**Task directions**: The entire listing is to be repeated verbatim.

**Records shown**:
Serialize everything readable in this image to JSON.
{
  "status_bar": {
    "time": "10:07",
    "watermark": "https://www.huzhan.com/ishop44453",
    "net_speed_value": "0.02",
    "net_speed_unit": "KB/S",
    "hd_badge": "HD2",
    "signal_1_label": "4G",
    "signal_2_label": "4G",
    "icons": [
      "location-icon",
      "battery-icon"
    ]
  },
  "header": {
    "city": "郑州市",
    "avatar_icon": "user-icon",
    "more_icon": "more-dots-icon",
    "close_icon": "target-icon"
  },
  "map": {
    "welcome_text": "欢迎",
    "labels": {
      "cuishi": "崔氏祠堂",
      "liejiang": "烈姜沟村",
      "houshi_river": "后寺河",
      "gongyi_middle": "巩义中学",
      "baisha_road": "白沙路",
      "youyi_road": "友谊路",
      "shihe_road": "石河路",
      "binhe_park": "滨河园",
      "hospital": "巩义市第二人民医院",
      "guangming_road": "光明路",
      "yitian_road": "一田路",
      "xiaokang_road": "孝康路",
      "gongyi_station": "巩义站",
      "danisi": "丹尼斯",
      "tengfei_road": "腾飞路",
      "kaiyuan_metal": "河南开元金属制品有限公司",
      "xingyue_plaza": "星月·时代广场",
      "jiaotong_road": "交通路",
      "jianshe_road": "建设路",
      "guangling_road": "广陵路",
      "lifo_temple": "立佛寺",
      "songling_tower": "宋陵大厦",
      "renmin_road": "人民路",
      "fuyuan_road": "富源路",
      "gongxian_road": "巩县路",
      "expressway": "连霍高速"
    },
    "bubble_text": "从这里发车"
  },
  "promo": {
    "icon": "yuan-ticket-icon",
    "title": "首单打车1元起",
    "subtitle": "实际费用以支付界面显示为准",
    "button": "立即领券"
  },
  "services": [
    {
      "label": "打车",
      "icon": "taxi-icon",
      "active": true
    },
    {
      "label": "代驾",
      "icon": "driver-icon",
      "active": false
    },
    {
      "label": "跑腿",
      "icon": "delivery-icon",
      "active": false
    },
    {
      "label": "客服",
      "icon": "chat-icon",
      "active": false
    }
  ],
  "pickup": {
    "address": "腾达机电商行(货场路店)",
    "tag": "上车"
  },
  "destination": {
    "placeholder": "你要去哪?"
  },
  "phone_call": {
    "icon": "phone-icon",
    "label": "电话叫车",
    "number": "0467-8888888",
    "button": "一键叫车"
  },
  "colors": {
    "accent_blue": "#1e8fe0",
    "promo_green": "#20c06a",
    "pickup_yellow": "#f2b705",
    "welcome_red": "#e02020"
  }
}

**Expected answer**:
Serialize everything readable in this image to JSON.
{
  "status_bar": {
    "time": "10:07",
    "watermark": "https://www.huzhan.com/ishop44453",
    "net_speed_value": "0.02",
    "net_speed_unit": "KB/S",
    "hd_badge": "HD2",
    "signal_1_label": "4G",
    "signal_2_label": "4G",
    "icons": [
      "location-icon",
      "battery-icon"
    ]
  },
  "header": {
    "city": "郑州市",
    "avatar_icon": "user-icon",
    "more_icon": "more-dots-icon",
    "close_icon": "target-icon"
  },
  "map": {
    "welcome_text": "欢迎",
    "labels": {
      "cuishi": "崔氏祠堂",
      "liejiang": "烈姜沟村",
      "houshi_river": "后寺河",
      "gongyi_middle": "巩义中学",
      "baisha_road": "白沙路",
      "youyi_road": "友谊路",
      "shihe_road": "石河路",
      "binhe_park": "滨河园",
      "hospital": "巩义市第二人民医院",
      "guangming_road": "光明路",
      "yitian_road": "一田路",
      "xiaokang_road": "孝康路",
      "gongyi_station": "巩义站",
      "danisi": "丹尼斯",
      "tengfei_road": "腾飞路",
      "kaiyuan_metal": "河南开元金属制品有限公司",
      "xingyue_plaza": "星月·时代广场",
      "jiaotong_road": "交通路",
      "jianshe_road": "建设路",
      "guangling_road": "广陵路",
      "lifo_temple": "立佛寺",
      "songling_tower": "宋陵大厦",
      "renmin_road": "人民路",
      "fuyuan_road": "富源路",
      "gongxian_road": "巩县路",
      "expressway": "连霍高速"
    },
    "bubble_text": "从这里发车"
  },
  "promo": {
    "icon": "yuan-ticket-icon",
    "title": "首单打车1元起",
    "subtitle": "实际费用以支付界面显示为准",
    "button": "立即领券"
  },
  "services": [
    {
      "label": "打车",
      "icon": "taxi-icon",
      "active": true
    },
    {
      "label": "代驾",
      "icon": "driver-icon",
      "active": false
    },
    {
      "label": "跑腿",
      "icon": "delivery-icon",
      "active": false
    },
    {
      "label": "客服",
      "icon": "chat-icon",
      "active": false
    }
  ],
  "pickup": {
    "address": "腾达机电商行(货场路店)",
    "tag": "上车"
  },
  "destination": {
    "placeholder": "你要去哪?"
  },
  "phone_call": {
    "icon": "phone-icon",
    "label": "电话叫车",
    "number": "0467-8888888",
    "button": "一键叫车"
  },
  "colors": {
    "accent_blue": "#1e8fe0",
    "promo_green": "#20c06a",
    "pickup_yellow": "#f2b705",
    "welcome_red": "#e02020"
  }
}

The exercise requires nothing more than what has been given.